Author: Anne Enright.
This was on my reading list for my Contemporary Irish Lit class and, along with Room (2010), were my favourite books from that module. I’d actually place both of them as favourites for this year as well. They’re both really exciting books from Irish authors.
The Green Road (2015) involves the lives of four siblings and their matriarchal mother Rosaleen. It shows the siblings as children and as adults and their relationship with their mother and their home. The first half of the novel highlights each sibling in a different part of their life: Hanna in Ardeevin, Co. Clare in 1980; Dan in New York in 1991; Constance in Co. Limerick (Wey!!) in 1997; Emmet in Ségou, Mali in 2002; and Rosaleen in Ardeevin, Co. Clare in 2005. Each is given their own narrative and we get a snapshot of their lives.
Hanna’s passage shows her as a child and Dan is about to leave for the priesthood.We get a quick insight into the Madigan household.
Dan’s passage involves his exploration of his homosexuality and his friendship to the LGBT community amid the backdrop of the AIDS crisis. This was my personal favourite section as it is beautifully written and portrayed. It’s a perfect mixture of sexual politics, drama and romance.
Constance’s passage is located in the city where I live, Limerick, so it was nice to see it being portrayed along with other international settings. Her narrative follows her as she tries to hold her family together and her dealing with a possible cancer scare.
Emmet’s narrative is located in exotic Mali where he is working as part of Doctors Without Borders (I think). It was good to have this quite contrasting location placed among the others. His life their is stressful as he has to deal with power outages and feral dogs along with his struggling romance.
We then swing back to Rosaleen, the mother, who is writing to her children that she is about to sell the house and expects them home for Christmas. I do love novels where we get connecting mini narratives that are a snapshot of people’s lives and then we jump to someone else. It’s a typical writing style of my favourite author David Mitchell, so this was perfect for me. Some people say this way of narration is a bit disjointed but I love it because, truth be told, I get bored easily so I like it when the narrative switches to a new setting with different characters.
The second part shows the siblings as adults as they are returning to Ardeevin. They are all nervous with going back to their childhood home and meeting again as adults. What they’re anticipating the most is their overbearing mother who clearly still sees them as children who she holds power over. I found this trope so interesting as it really hits home the fact the children have to leave their home in order to become individuals but when they return they are their parents children again. The Madigan children are immediately met with their mother’s expectations and beliefs.
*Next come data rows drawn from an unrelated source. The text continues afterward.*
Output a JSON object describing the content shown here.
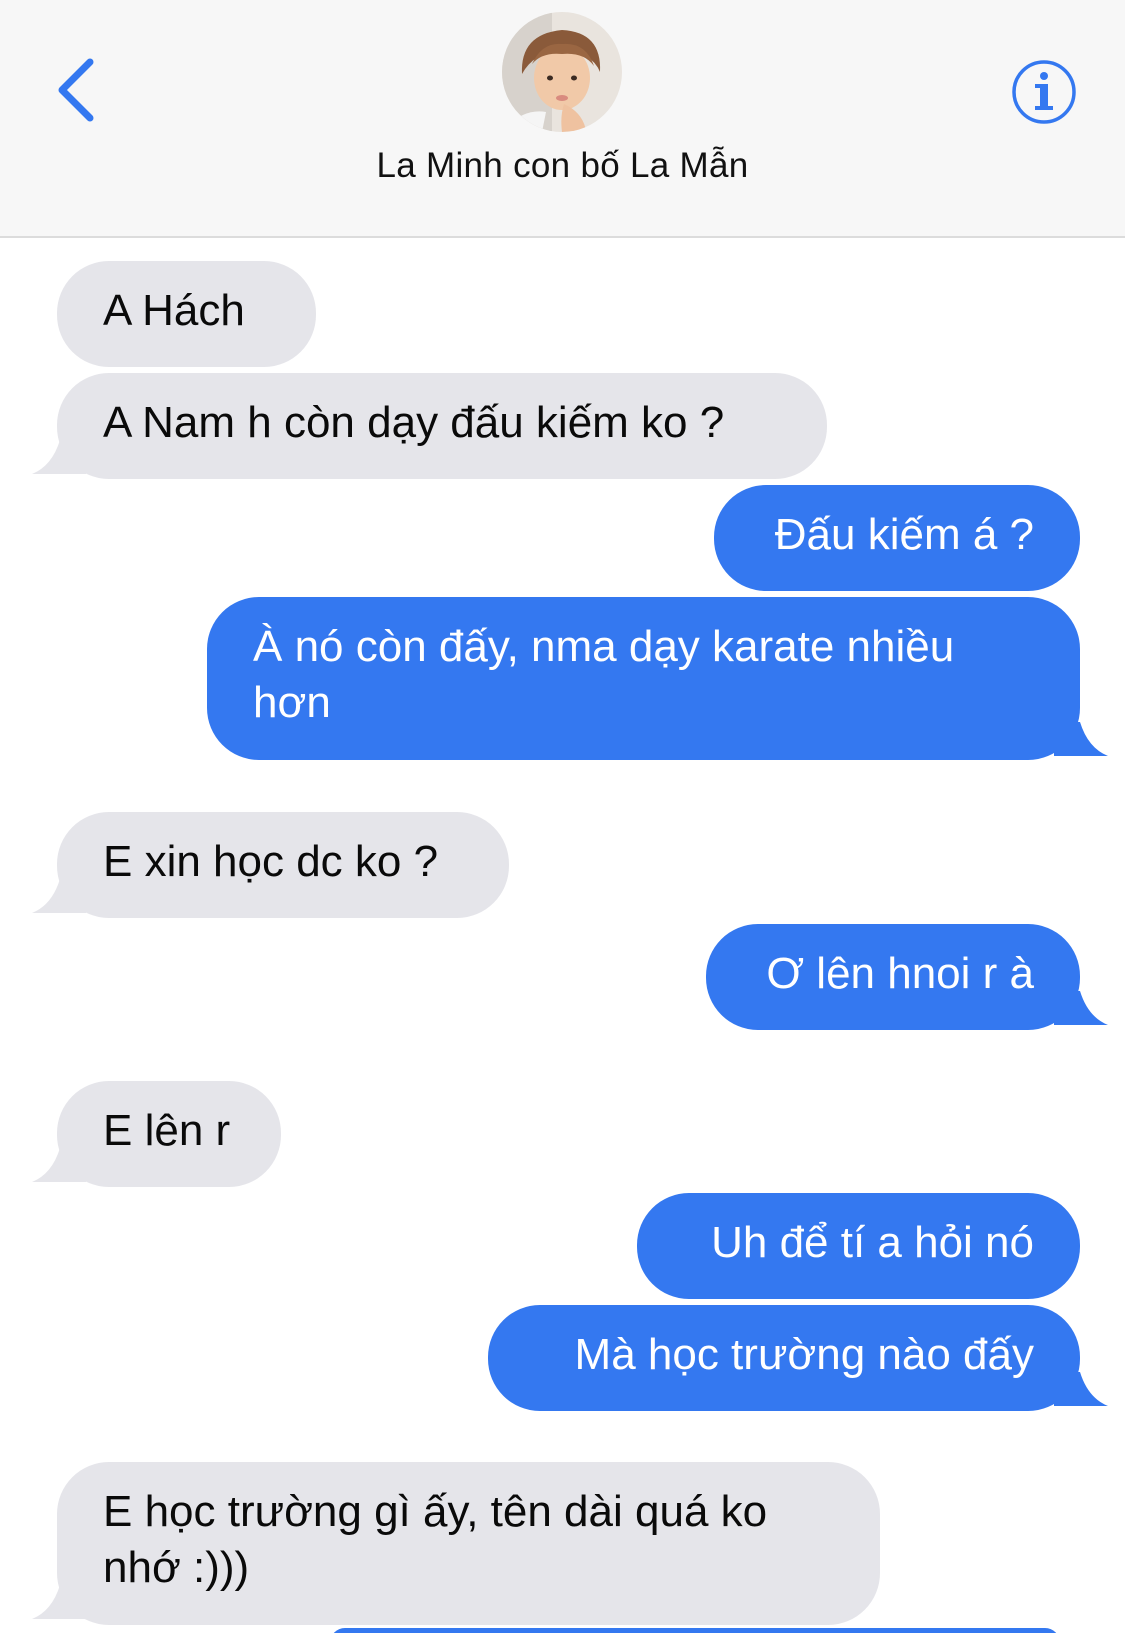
{
  "header": {
    "contact_name": "La Minh con bố La Mẫn",
    "back_icon": "chevron-left-icon",
    "info_icon": "info-circle-icon",
    "accent_color": "#3478f0"
  },
  "messages": [
    {
      "direction": "incoming",
      "text": "A Hách"
    },
    {
      "direction": "incoming",
      "text": "A Nam h còn dạy đấu kiếm ko ?"
    },
    {
      "direction": "outgoing",
      "text": "Đấu kiếm á ?"
    },
    {
      "direction": "outgoing",
      "text": "À nó còn đấy, nma dạy karate nhiều hơn"
    },
    {
      "direction": "incoming",
      "text": "E xin học dc ko ?"
    },
    {
      "direction": "outgoing",
      "text": "Ơ lên hnoi r à"
    },
    {
      "direction": "incoming",
      "text": "E lên r"
    },
    {
      "direction": "outgoing",
      "text": "Uh để tí a hỏi nó"
    },
    {
      "direction": "outgoing",
      "text": "Mà học trường nào đấy"
    },
    {
      "direction": "incoming",
      "text": "E học trường gì ấy, tên dài quá ko nhớ :)))"
    }
  ],
  "colors": {
    "incoming_bubble": "#e5e5ea",
    "outgoing_bubble": "#3478f0",
    "header_bg": "#f7f7f7"
  }
}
I just loved this book. It was so engaged with modern subjectivity from gender roles, sexuality, health issues, emigration to multi-cultural Ireland, alcoholism, parenthood. Everything. It had everything, and it was about Ireland. It felt like a real Irish novel that could be held up at an international level. As you know, I have a problem with Irish authors who are stuck in the past, but this felt so tangible and so modern, that I was blown away. It’s a wonderful mixture of humour, drama, politics, romance and social commentary with a realistic cast of characters. Pick it up. You have to read it.